[Data about app and page elements]
- Opening Delimiter -

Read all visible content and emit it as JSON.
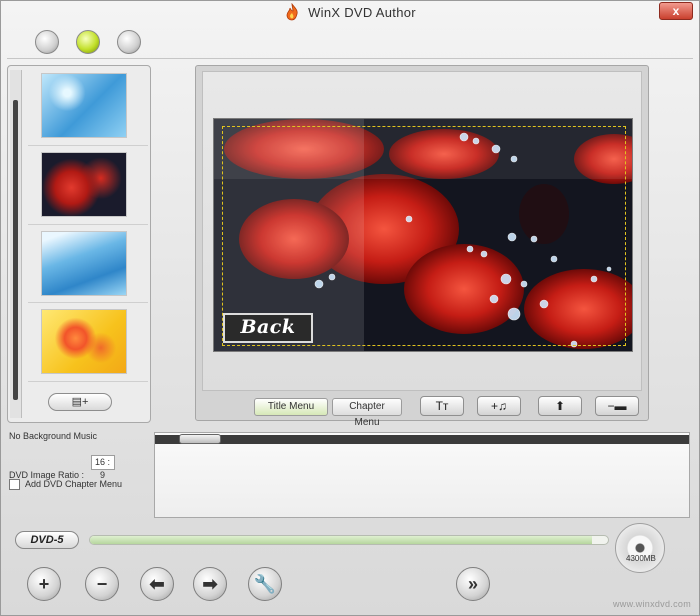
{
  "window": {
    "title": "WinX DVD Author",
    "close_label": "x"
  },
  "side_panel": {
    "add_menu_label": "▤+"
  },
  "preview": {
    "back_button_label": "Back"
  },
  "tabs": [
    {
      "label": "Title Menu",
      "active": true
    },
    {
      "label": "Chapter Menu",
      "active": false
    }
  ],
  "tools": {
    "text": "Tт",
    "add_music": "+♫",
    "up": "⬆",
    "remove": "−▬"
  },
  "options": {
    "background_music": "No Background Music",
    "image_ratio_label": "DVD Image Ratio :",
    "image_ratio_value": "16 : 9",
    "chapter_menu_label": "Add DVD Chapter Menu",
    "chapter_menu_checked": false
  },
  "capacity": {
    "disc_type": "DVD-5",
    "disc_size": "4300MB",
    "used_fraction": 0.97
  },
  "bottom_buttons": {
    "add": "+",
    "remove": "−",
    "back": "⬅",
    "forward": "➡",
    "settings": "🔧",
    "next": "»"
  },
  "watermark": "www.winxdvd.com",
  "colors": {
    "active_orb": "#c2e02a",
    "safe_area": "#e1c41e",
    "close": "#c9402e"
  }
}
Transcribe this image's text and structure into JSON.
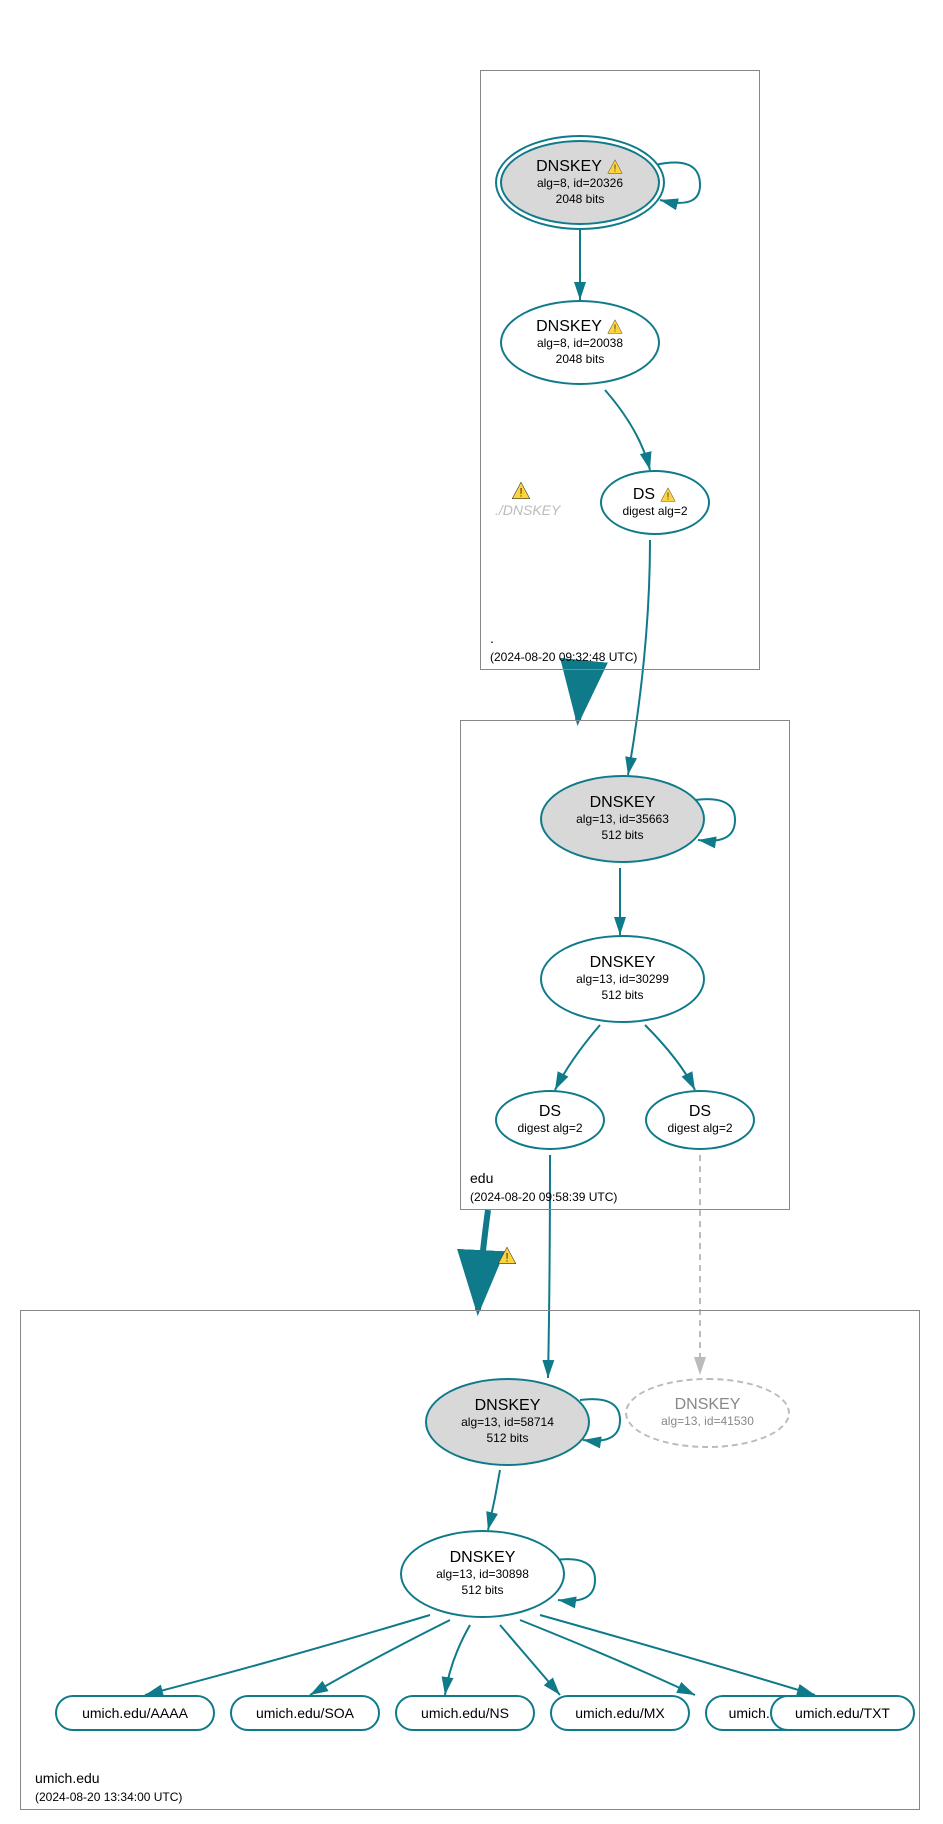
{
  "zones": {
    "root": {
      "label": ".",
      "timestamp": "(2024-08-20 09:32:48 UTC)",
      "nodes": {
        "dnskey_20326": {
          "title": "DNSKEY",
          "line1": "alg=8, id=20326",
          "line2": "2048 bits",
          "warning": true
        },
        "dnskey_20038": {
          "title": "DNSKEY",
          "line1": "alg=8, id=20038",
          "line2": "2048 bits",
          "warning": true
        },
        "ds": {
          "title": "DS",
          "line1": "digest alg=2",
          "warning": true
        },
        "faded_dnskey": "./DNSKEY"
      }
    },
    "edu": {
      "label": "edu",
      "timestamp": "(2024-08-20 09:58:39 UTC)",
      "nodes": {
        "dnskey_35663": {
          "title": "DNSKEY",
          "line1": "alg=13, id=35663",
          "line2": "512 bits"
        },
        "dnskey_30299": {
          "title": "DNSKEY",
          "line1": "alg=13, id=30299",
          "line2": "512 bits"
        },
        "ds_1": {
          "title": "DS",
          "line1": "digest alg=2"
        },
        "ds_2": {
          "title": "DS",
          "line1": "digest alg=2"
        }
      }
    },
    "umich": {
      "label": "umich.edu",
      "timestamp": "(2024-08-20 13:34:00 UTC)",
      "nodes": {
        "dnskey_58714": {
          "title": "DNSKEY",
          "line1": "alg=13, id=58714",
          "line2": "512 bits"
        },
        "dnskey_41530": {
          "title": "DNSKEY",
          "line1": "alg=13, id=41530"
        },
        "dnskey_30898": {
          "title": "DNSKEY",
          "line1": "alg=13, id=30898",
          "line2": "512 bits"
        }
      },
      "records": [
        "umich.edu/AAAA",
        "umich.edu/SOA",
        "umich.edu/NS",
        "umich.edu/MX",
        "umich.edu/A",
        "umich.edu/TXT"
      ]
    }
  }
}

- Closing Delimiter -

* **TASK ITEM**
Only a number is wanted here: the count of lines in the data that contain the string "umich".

* **FINISHED TASK**
8